Dataset content>
——————
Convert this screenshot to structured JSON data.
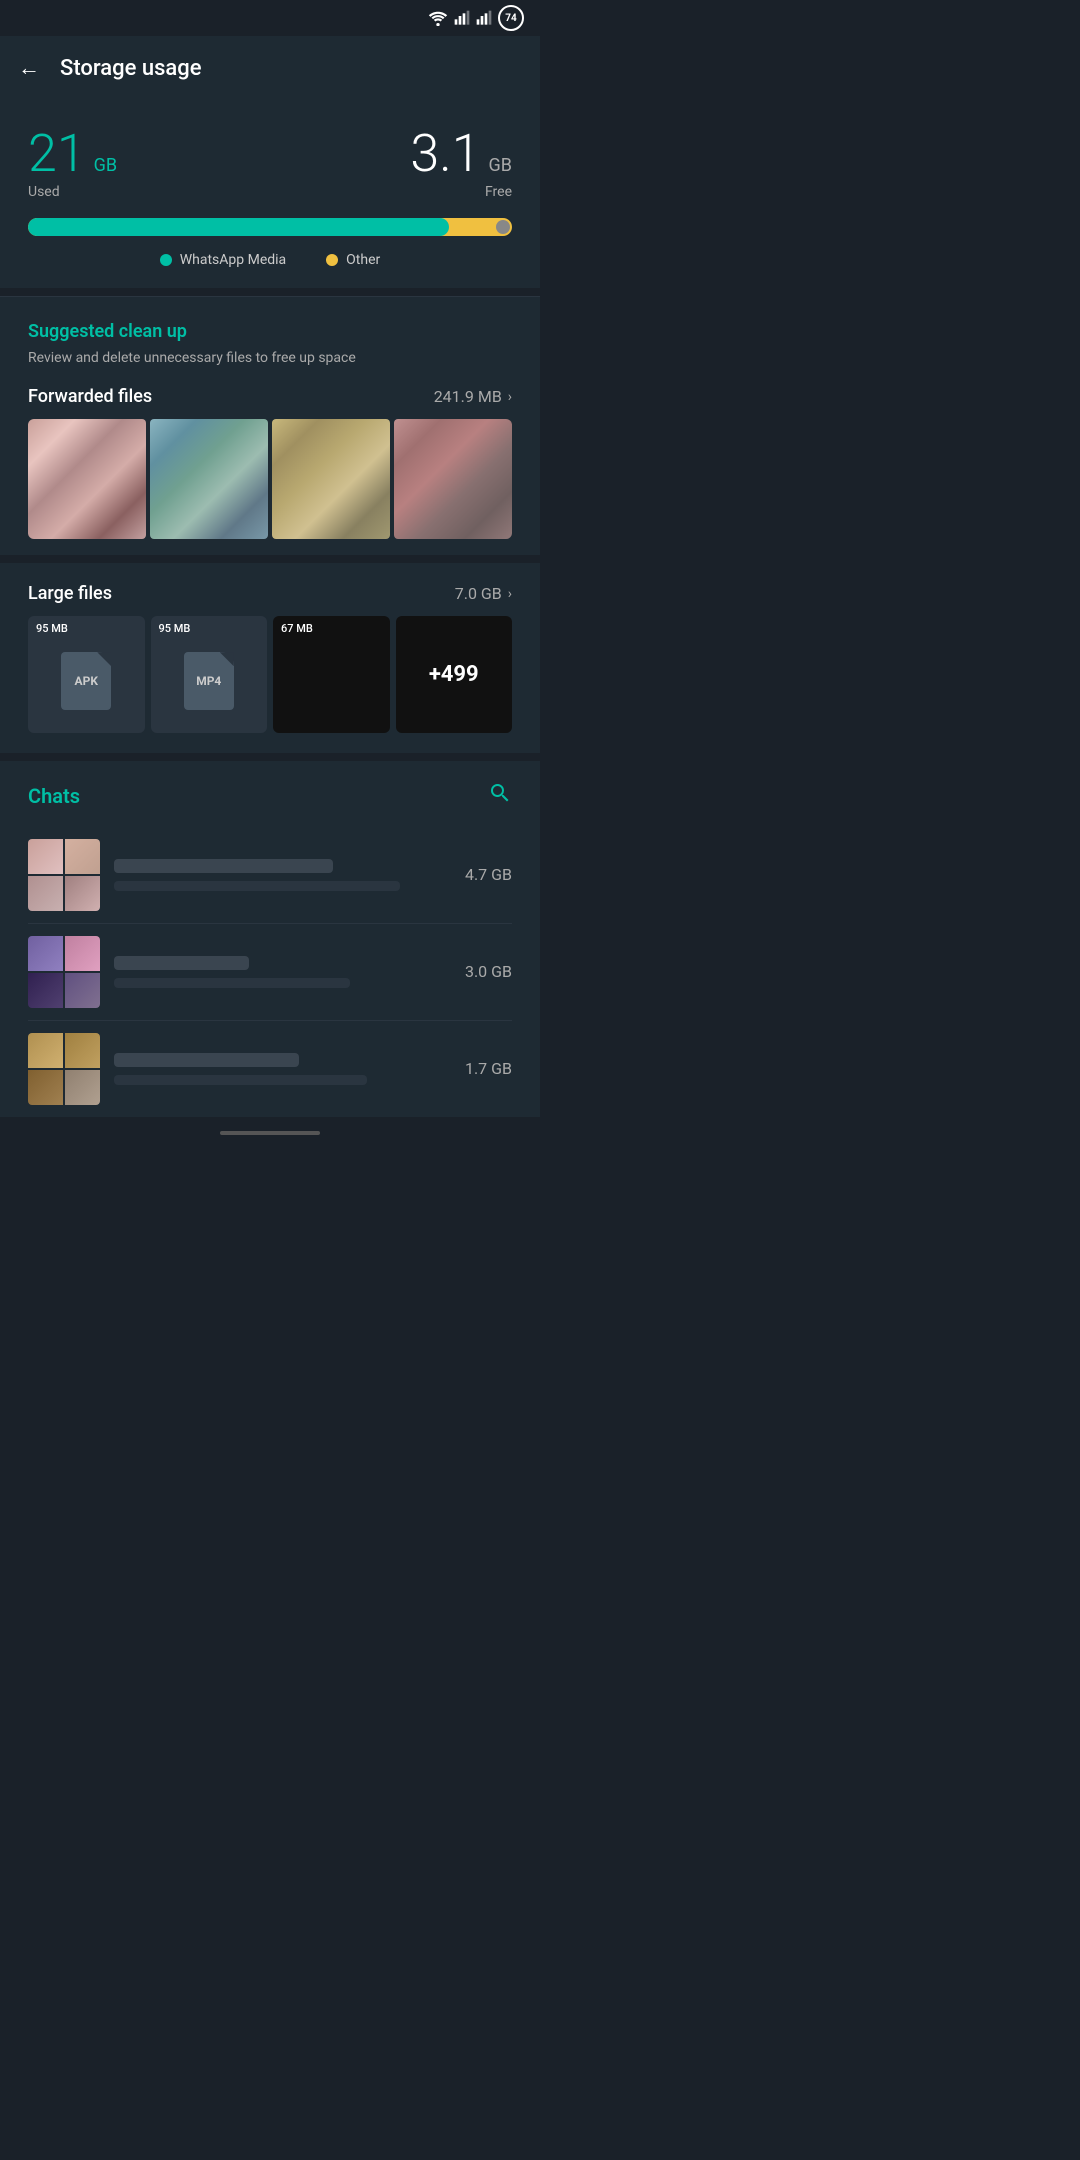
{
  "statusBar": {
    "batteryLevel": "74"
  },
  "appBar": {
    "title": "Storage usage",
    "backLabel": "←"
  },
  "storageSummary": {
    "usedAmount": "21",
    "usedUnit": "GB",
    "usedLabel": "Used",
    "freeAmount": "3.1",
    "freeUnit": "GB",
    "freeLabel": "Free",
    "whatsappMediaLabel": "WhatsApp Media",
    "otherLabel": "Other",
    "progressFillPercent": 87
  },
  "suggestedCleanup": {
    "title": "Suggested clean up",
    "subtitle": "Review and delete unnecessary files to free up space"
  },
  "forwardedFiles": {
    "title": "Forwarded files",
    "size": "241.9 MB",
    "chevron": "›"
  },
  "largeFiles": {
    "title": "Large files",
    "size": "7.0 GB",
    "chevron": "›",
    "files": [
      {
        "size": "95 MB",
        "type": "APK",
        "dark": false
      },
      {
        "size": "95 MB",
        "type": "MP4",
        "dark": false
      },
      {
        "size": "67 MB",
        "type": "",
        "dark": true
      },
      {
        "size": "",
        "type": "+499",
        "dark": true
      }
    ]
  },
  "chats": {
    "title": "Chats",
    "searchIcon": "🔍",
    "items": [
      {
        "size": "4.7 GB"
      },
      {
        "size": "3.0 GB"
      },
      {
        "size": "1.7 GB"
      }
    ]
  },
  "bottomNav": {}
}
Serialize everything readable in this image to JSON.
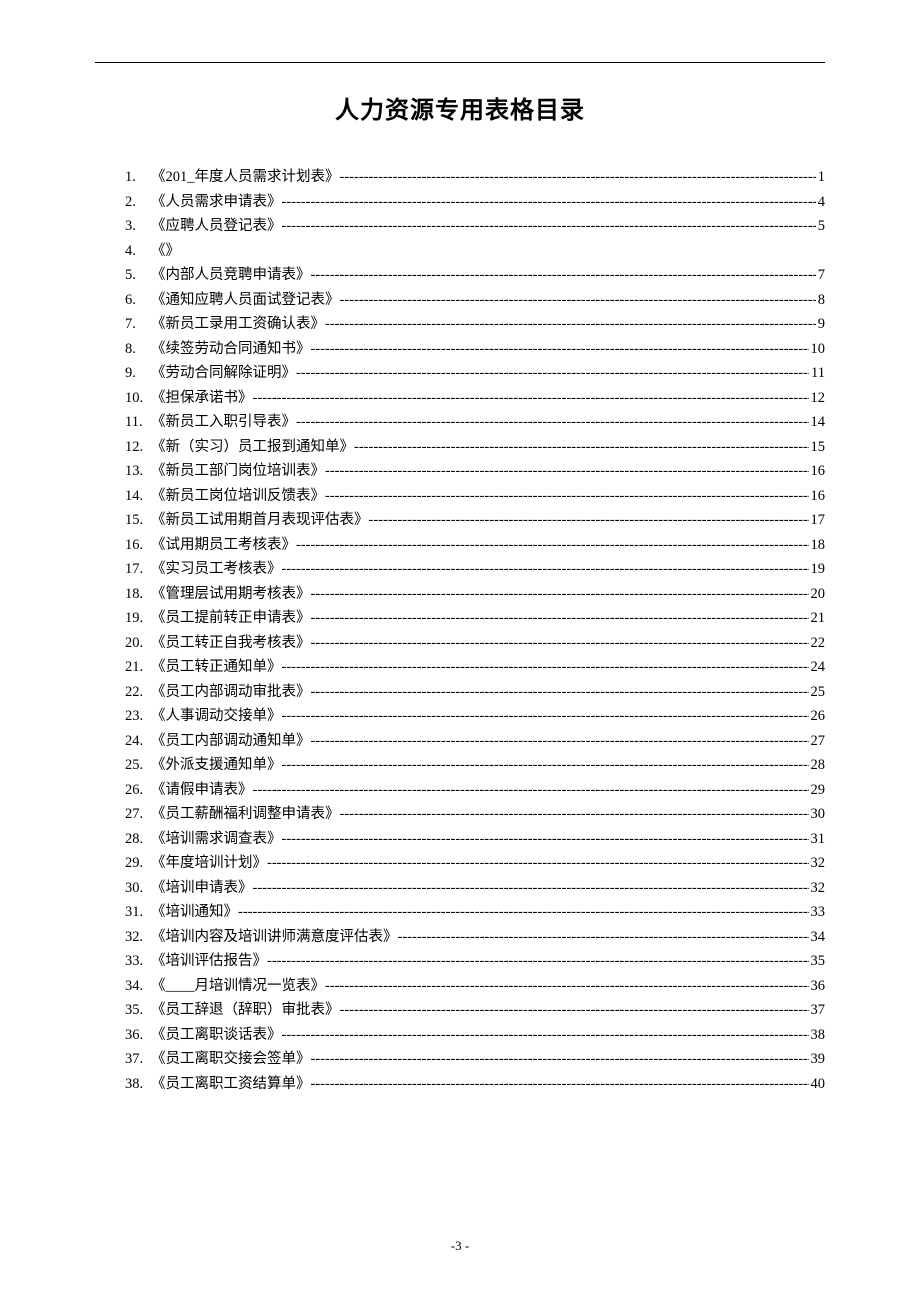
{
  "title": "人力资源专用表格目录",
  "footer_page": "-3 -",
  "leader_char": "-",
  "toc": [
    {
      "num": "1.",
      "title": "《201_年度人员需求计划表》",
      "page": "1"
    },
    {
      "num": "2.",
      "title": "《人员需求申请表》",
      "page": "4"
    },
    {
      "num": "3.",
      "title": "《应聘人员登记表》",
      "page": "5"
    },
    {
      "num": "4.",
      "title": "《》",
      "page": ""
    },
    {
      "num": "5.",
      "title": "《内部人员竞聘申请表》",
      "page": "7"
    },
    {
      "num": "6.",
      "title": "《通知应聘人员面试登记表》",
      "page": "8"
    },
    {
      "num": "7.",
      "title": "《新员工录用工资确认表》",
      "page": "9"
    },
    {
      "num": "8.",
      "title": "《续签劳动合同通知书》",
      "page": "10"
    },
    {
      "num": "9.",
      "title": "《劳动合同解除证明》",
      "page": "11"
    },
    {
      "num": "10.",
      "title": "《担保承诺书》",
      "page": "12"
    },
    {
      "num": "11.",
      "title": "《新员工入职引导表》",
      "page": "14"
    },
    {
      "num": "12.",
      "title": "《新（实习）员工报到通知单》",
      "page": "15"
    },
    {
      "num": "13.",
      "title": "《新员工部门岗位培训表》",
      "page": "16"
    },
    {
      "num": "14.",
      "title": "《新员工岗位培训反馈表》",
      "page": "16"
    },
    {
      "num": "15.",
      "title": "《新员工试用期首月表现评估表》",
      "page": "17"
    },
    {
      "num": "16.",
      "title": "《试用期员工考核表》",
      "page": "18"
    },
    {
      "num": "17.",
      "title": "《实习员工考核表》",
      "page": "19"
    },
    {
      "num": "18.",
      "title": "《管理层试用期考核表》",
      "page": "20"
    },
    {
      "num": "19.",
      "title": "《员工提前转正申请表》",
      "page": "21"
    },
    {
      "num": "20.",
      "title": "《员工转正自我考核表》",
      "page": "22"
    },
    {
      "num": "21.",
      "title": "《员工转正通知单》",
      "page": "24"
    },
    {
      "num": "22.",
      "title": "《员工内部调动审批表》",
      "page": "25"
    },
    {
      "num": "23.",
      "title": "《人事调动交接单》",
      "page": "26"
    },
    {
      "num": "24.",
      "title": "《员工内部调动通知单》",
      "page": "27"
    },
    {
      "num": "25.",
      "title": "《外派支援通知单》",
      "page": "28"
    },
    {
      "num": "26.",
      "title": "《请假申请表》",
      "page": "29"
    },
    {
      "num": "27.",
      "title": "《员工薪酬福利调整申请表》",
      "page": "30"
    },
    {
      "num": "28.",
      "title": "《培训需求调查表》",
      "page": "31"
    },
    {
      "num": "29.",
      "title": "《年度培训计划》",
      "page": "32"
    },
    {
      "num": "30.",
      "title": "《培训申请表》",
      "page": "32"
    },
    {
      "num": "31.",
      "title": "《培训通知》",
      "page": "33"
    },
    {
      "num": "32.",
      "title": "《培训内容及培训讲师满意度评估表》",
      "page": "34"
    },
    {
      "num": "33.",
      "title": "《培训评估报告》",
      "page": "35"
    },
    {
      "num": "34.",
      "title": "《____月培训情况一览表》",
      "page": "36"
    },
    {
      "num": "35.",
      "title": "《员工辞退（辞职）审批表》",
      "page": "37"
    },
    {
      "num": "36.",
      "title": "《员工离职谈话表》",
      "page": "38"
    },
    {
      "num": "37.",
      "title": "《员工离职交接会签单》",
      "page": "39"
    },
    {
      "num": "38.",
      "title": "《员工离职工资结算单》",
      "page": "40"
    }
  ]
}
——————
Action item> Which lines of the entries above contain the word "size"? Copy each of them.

Response>
    "size": "241.9 MB",
    "size": "7.0 GB",
        "size": "95 MB",
        "size": "95 MB",
        "size": "67 MB",
        "size": "",
        "size": "4.7 GB"
        "size": "3.0 GB"
        "size": "1.7 GB"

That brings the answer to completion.